"International guidelines on anticoagulation after a bioprosthetic AVR have been written with limited data on the appropriate duration of warfarin treatment after surgery. Consequently, our study challenges current guidelines on the duration of antithrombotic treatment after AVR surgery with biological valves by presenting results suggesting that these patients will gain from an additional 3 months of warfarin treatment in terms of reduced cardiovascular death without risking a significant increase in bleeding events."
Shamir R. Mehta, M.D., M.Sc., and Jeffrey I. Weitz, M.D., of McMaster University and Hamilton Health Sciences, Hamilton, Ontario, Canada, comment on the findings of this study in an accompanying editorial.
"Will the results of this study change practice in patients undergoing bioprosthetic aortic valve replacement? Should all of these patients receive warfarin for 3 months, or even for 6 months, as the authors suggest? Although there are limitations to this study, the answer to both of these questions is yes. This study shows that the rates of stroke and thromboembolic events in the first 6 months after bioprosthetic aortic valve replacement are substantial among patients not treated with warfarin. Use of warfarin was associated with a reduction in this risk and a reduction in cardiovascular mortality; these benefits are difficult to ignore."

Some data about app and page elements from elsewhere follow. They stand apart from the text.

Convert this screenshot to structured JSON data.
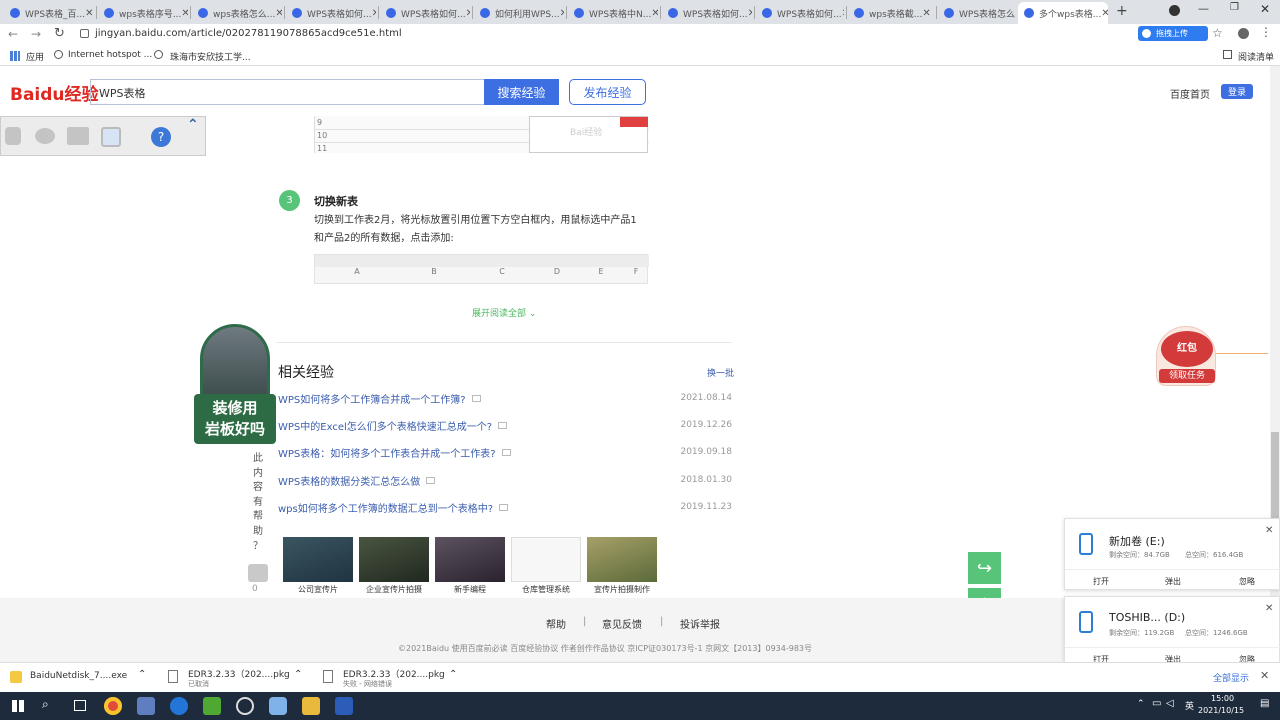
{
  "browser": {
    "tabs": [
      {
        "label": "WPS表格_百..."
      },
      {
        "label": "wps表格序号..."
      },
      {
        "label": "wps表格怎么..."
      },
      {
        "label": "WPS表格如何..."
      },
      {
        "label": "WPS表格如何..."
      },
      {
        "label": "如何利用WPS..."
      },
      {
        "label": "WPS表格中N..."
      },
      {
        "label": "WPS表格如何..."
      },
      {
        "label": "WPS表格如何..."
      },
      {
        "label": "wps表格截..."
      },
      {
        "label": "WPS表格怎么..."
      },
      {
        "label": "多个wps表格..."
      }
    ],
    "url": "jingyan.baidu.com/article/020278119078865acd9ce51e.html",
    "upload_badge": "拖拽上传",
    "bookmarks": {
      "apps": "应用",
      "hotspot": "Internet hotspot ...",
      "item2": "珠海市安欣技工学...",
      "reading_list": "阅读清单"
    }
  },
  "header": {
    "logo": "Baidu经验",
    "search_value": "WPS表格",
    "search_button": "搜索经验",
    "publish_button": "发布经验",
    "home_link": "百度首页",
    "login_button": "登录"
  },
  "article": {
    "step_number": "3",
    "step_title": "切换新表",
    "step_text_1": "切换到工作表2月，将光标放置引用位置下方空白框内，用鼠标选中产品1",
    "step_text_2": "和产品2的所有数据，点击添加:",
    "expand_link": "展开阅读全部",
    "sheet_cols": [
      "A",
      "B",
      "C",
      "D",
      "E",
      "F"
    ],
    "sheet_rows": [
      "9",
      "10",
      "11"
    ],
    "watermark": "Bai经验"
  },
  "side_ad": {
    "line1": "装修用",
    "line2": "岩板好吗"
  },
  "helpful": {
    "vertical": [
      "此",
      "内",
      "容",
      "有",
      "帮",
      "助",
      "？"
    ],
    "up_count": "0"
  },
  "related": {
    "title": "相关经验",
    "refresh": "换一批",
    "items": [
      {
        "title": "WPS如何将多个工作簿合并成一个工作簿?",
        "date": "2021.08.14"
      },
      {
        "title": "WPS中的Excel怎么们多个表格快速汇总成一个?",
        "date": "2019.12.26"
      },
      {
        "title": "WPS表格：如何将多个工作表合并成一个工作表?",
        "date": "2019.09.18"
      },
      {
        "title": "WPS表格的数据分类汇总怎么做",
        "date": "2018.01.30"
      },
      {
        "title": "wps如何将多个工作簿的数据汇总到一个表格中?",
        "date": "2019.11.23"
      }
    ],
    "images": [
      {
        "caption": "公司宣传片"
      },
      {
        "caption": "企业宣传片拍摄"
      },
      {
        "caption": "新手编程"
      },
      {
        "caption": "仓库管理系统"
      },
      {
        "caption": "宣传片拍摄制作"
      }
    ]
  },
  "redpacket": {
    "title": "红包",
    "subtitle": "领取任务"
  },
  "footer": {
    "links": [
      "帮助",
      "意见反馈",
      "投诉举报"
    ],
    "copyright": "©2021Baidu  使用百度前必读  百度经验协议  作者创作作品协议  京ICP证030173号-1 京网文【2013】0934-983号"
  },
  "usb": [
    {
      "name": "新加卷 (E:)",
      "free": "剩余空间：84.7GB",
      "total": "总空间：616.4GB",
      "open": "打开",
      "eject": "弹出",
      "ignore": "忽略"
    },
    {
      "name": "TOSHIB... (D:)",
      "free": "剩余空间：119.2GB",
      "total": "总空间：1246.6GB",
      "open": "打开",
      "eject": "弹出",
      "ignore": "忽略"
    }
  ],
  "downloads": {
    "items": [
      {
        "name": "BaiduNetdisk_7....exe",
        "status": ""
      },
      {
        "name": "EDR3.2.33（202....pkg",
        "status": "已取消"
      },
      {
        "name": "EDR3.2.33（202....pkg",
        "status": "失败 - 网络错误"
      }
    ],
    "show_all": "全部显示"
  },
  "taskbar": {
    "time": "15:00",
    "date": "2021/10/15",
    "ime": "英"
  }
}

Provided by JAMA and Archives Journals
"Study examines anticoagulation treatment following aortic valve replacement" November 27, 2012 http://medicalxpress.com/news/2012-11-anticoagulation-treatment-aortic-valve.html